On The Girl Who Leapt Through Time and rainy days.
You know, when I remember watching a good movie for the first time, the first thing that I remember is where, and how, I watched it. That always sticks with me the most. Like when I watched My Neighbour Totoro whe were coming back from a long tiring trip to Austria. When we just passed the Dutch-German border and I remember feeling comforted by this cozy, cute, amazing movie as night fell and orange and red stripes slipped over the horizon. When I remeber something like that, all of the flaws of the movie suddenly get wiped from my brain (Not that My Neighbour Totoro had any flaws, of course!). Those type of memories stay with me the longest.

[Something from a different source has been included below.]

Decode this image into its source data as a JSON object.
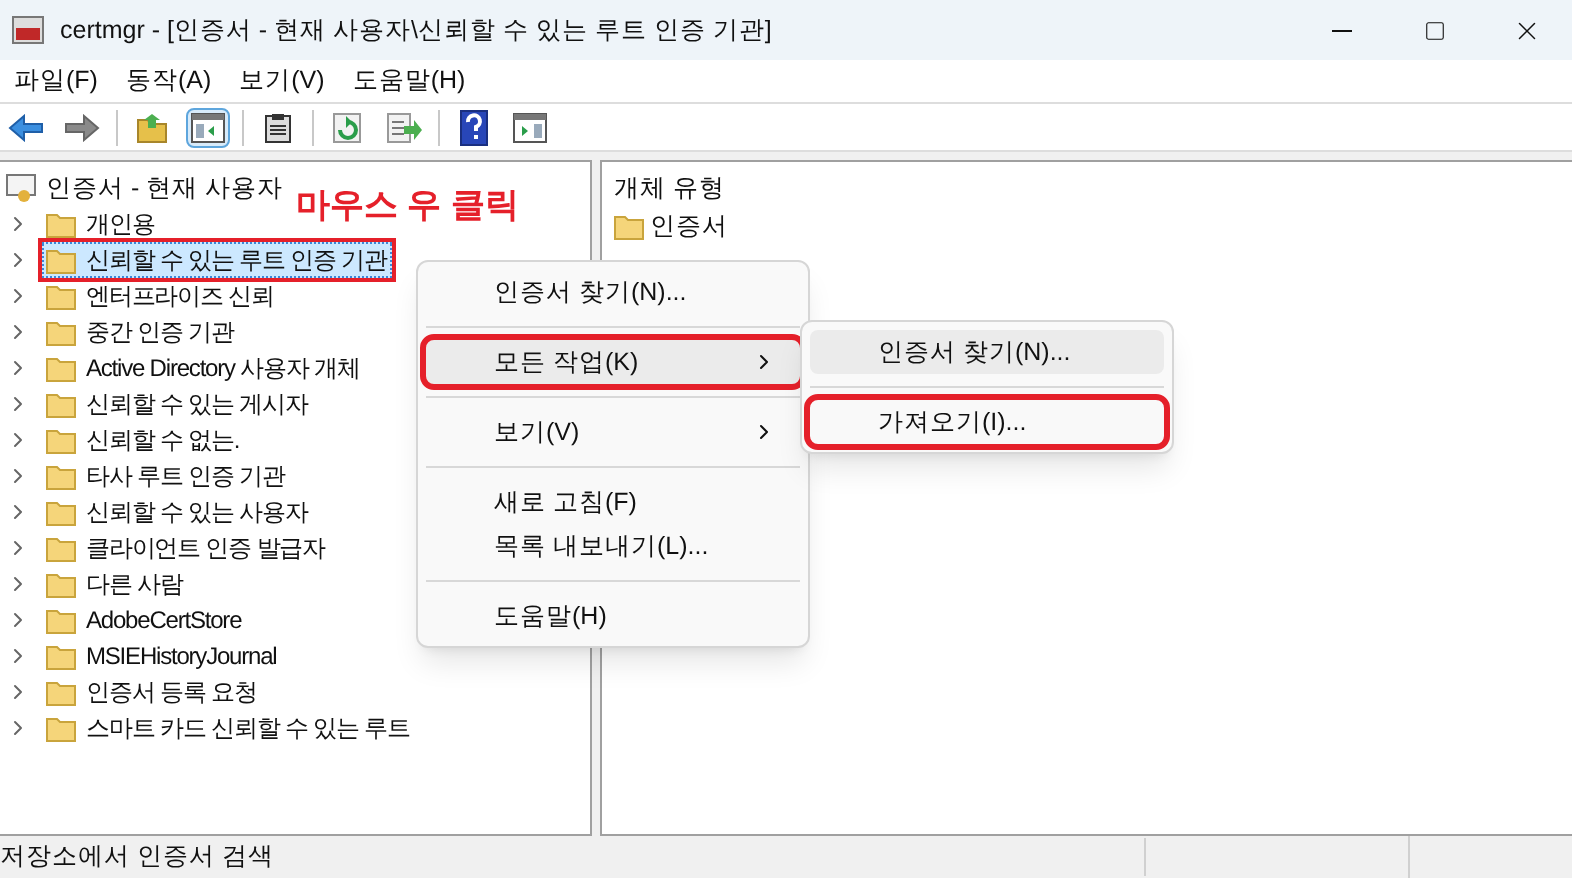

Today I experienced something similar withThe Girl Who Leapt Through Time. It was the last day of summer vacation, I was tired, bored and eager to get back to school te be productive again yet not wanting to leave the comfort of sleeping in every morning and having the freedom to do everything I wanted with my day. Then I decided to watch a new movie that had been sitting on my hard drive for the past months.
The story is basically about a girl named Makoto, a young Japanese high scooler who one day discoveres she can time travel. With this new found ability she desides to use it to her advantage by solving a bunch of problems. However, she later discovers the consequences of her actions as the number of time leaps she can do runs out.
In a weird way, the movie kind of resembles My Neighbour Totoro, believe it or not. Like that movie, The Girl Who Leapt Through Time felt very comforting to me, I experienced it as a pretty relaxing, laid back and careless movie. (Unlike the second half, wich is more emotional and comfronting.) The movie is also not packed to the brim with big-breasted screaming women and big flashy hair styles. While there is nothing wrong with those two things, the lack of it adds to the overall realness of the movie.
I also have to talk about the backgrounds, because man, those backgrounds! It all looks like it all belongs in an art museum. There are a lot of wide angle shots in the movie that really let you soak up the scenery. There are also a lot of scenery shots in the movie where, really, not much is happening. There arent really people talking and the only sound you really hear is that of the enviroment. These scenes let you reflect on the situation and gives the movie more of a zen feel.
After viewing the movie, I type this piece as the rain clatters against my bedroom window, on a rainy, grey day. That’s what made me remember the movie: The comfort of viewing a movie in those specific conditions. Tired, on my last day of vacation on a grey, rainy day.